This Day in Georgia Civil War History
December 14, 1862
Soldier Wrote of Battle of Frederickburg
A Georgia soldier wrote home to his wife, describing what he witnessed at the Battle of Fredericksburg.
“…Again I have to record the clash of arms. On the morning of the 11th, I was awakened from sleep by the roaring cannon and the bursting shells in the city. It seems that about 5 o’clock in the morning, the enemy had attempted to throw pontoon bridges across the river. Our men, know these plans, gave them to understand that they would have something to do and the battle began at once. It being the plan of General Lee to fall back and let them cross after firing, it was according[ly] done and they commenced shelling the city, which they continued to do all day, our battery not firing on them but held out. … They set the city on fire about 3 o’clock. … The firing continued all day Thursday, and Thursday night they crossed the river and next day the battle opened at daylight with increased energy. All day the firing continued with great fury and progress. … And again Saturday the 13th the conflict commenced with more fury than ever, all up and down the river for ten miles. You could hear nothing but the roar of cannon and after a while the musketry began, and it seemed as though you had set fire to a canebrake of a thousand acres. …you could see the Yankees charge our batteries and could see them run back as often.
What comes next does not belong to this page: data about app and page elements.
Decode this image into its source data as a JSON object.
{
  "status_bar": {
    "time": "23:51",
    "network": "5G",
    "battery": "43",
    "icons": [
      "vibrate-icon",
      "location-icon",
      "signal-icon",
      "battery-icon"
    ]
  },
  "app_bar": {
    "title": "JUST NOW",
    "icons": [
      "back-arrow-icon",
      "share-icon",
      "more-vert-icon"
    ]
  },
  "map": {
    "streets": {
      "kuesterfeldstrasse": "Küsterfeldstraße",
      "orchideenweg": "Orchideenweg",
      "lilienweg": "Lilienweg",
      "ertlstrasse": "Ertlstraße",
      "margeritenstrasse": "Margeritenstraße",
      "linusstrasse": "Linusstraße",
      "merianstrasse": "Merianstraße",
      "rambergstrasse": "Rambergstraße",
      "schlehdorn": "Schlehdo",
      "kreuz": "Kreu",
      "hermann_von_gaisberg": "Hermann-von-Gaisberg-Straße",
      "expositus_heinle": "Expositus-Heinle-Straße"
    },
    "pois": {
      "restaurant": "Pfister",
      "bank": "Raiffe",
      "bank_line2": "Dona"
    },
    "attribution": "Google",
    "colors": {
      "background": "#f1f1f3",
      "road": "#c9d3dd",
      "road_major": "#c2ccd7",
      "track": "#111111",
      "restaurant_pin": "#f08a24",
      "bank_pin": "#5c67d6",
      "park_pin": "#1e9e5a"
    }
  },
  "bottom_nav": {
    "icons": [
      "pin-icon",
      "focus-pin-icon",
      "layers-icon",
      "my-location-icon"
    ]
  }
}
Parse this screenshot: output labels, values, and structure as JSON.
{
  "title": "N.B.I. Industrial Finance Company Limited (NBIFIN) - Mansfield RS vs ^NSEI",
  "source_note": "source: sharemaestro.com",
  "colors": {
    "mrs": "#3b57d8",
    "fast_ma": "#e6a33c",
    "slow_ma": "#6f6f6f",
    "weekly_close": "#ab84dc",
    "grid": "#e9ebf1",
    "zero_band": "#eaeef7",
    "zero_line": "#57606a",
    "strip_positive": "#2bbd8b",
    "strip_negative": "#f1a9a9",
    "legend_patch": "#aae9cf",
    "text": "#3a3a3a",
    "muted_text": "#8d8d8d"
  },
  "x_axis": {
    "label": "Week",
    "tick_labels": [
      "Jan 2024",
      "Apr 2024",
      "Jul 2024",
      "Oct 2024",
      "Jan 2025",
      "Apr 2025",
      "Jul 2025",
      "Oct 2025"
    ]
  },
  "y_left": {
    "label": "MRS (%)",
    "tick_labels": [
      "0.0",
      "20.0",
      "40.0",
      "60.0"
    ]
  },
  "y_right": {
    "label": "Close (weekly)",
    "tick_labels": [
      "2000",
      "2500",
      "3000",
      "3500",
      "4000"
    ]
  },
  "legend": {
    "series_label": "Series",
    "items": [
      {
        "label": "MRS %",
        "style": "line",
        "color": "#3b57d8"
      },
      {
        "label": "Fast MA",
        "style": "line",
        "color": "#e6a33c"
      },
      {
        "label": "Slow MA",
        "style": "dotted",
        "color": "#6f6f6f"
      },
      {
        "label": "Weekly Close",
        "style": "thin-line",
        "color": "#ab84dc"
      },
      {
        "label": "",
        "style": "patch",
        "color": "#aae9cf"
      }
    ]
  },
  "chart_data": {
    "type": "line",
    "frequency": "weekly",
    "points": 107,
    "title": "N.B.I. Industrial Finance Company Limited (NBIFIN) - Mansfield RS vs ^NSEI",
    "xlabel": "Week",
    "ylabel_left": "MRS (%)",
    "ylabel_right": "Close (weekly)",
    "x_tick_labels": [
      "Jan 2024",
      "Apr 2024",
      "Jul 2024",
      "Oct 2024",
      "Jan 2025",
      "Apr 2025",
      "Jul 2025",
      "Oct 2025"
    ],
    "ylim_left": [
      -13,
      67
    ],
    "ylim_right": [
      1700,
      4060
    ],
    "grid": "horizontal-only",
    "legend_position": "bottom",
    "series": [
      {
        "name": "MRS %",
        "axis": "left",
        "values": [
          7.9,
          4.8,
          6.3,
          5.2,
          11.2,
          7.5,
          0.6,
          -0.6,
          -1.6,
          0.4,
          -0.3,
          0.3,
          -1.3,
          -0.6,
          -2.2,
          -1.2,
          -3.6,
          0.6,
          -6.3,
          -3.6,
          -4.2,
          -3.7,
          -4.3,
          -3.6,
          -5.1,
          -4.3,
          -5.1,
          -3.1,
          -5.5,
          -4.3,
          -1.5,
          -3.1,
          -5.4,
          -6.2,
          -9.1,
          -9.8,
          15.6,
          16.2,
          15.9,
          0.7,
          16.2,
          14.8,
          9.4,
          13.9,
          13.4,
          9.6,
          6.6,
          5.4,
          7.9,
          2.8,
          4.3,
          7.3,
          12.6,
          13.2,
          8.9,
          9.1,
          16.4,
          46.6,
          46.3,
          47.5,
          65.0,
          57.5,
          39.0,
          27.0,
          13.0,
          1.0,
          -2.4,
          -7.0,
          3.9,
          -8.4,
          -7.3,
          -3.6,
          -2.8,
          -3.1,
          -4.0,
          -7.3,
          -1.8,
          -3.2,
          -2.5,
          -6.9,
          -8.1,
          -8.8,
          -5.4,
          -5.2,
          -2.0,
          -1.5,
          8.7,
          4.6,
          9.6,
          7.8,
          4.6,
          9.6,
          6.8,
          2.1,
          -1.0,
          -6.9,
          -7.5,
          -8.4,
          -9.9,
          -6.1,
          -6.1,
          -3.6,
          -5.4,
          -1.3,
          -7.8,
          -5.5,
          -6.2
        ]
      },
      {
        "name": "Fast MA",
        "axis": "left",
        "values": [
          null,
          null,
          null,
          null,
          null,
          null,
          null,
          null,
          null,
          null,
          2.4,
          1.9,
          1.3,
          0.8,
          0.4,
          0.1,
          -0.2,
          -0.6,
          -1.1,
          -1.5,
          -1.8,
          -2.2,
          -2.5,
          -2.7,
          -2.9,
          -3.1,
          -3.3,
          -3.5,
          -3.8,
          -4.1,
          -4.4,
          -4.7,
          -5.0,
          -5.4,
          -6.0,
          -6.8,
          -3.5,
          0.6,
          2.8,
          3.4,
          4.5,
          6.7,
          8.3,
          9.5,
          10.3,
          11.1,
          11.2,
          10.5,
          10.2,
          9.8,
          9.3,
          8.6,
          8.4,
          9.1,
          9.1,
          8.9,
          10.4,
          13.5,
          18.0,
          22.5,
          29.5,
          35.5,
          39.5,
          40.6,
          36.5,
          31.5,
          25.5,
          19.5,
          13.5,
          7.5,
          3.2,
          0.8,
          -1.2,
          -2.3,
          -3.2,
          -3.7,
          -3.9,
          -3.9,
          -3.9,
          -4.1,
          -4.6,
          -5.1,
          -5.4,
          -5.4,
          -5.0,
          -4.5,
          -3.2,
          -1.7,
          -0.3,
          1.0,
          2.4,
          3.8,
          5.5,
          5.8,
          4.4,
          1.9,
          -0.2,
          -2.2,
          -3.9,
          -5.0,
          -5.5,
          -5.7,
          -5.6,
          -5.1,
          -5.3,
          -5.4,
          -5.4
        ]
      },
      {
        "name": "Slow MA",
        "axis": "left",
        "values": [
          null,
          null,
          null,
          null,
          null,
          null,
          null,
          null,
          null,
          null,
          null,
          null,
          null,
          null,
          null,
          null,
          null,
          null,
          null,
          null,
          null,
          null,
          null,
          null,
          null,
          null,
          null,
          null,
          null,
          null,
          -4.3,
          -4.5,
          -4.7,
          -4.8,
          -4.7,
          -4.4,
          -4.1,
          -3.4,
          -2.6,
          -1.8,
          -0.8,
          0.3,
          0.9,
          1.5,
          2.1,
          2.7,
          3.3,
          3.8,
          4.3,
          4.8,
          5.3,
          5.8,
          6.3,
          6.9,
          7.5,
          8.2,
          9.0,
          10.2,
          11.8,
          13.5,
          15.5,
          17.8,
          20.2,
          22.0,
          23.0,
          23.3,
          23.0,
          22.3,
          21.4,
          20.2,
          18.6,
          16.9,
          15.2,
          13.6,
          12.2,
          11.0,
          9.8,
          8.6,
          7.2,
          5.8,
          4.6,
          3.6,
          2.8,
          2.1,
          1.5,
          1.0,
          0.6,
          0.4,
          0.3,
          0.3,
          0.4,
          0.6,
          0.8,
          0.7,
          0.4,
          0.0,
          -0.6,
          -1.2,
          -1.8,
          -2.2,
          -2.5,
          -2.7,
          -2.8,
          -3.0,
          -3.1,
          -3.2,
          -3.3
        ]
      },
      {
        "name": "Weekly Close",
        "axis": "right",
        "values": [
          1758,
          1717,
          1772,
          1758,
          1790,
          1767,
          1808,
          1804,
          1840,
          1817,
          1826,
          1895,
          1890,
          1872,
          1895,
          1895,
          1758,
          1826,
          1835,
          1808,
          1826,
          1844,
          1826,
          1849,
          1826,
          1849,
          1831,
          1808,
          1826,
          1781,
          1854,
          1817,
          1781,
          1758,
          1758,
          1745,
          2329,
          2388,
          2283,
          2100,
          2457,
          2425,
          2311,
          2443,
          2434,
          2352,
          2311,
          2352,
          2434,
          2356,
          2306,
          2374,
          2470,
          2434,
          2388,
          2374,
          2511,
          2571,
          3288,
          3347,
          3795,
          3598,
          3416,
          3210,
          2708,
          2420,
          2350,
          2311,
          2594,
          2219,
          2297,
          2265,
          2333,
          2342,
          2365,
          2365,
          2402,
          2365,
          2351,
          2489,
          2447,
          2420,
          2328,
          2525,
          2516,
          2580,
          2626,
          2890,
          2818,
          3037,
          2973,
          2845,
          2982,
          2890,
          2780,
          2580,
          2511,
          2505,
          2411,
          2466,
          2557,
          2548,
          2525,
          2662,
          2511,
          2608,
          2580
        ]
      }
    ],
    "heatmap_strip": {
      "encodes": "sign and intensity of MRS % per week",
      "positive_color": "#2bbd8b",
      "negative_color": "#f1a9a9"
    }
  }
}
One battery they charged seven times, but were driven back as often with great slaughter. … The battle continued all along the lines and no doubt the enemy was badly whipped. … Already some of the noblest sons of Georgia have fallen, among them T.R.R. Cobb was killed on yesterday. …” Source: Mills Lane (ed.), “Dear Mother: Don’t grieve about me. If I get killed, I’ll only be dead.”: Letters from Georgia Soldiers in the Civil War (Savannah: Beehive Press, 1990), pp. 197-199.